» YOUR OBJECTIVE: Every line of the records below that holds the word "this" should be copied out.

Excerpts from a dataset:
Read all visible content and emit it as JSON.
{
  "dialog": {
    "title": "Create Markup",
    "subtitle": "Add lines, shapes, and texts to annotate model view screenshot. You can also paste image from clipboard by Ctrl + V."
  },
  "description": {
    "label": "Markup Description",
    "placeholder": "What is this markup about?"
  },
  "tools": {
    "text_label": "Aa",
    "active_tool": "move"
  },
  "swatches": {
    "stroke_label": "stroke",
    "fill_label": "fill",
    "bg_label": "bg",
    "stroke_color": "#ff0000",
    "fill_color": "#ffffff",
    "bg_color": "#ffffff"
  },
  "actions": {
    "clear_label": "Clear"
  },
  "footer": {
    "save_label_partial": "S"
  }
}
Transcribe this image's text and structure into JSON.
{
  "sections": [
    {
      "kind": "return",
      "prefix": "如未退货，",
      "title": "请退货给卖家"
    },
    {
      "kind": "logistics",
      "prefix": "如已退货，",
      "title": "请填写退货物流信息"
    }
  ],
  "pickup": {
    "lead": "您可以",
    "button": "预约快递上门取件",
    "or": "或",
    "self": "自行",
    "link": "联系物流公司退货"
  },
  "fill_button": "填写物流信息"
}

» TASK OUTPUT:
    "placeholder": "What is this markup about?"
Transcribe this image's text and structure into JSON.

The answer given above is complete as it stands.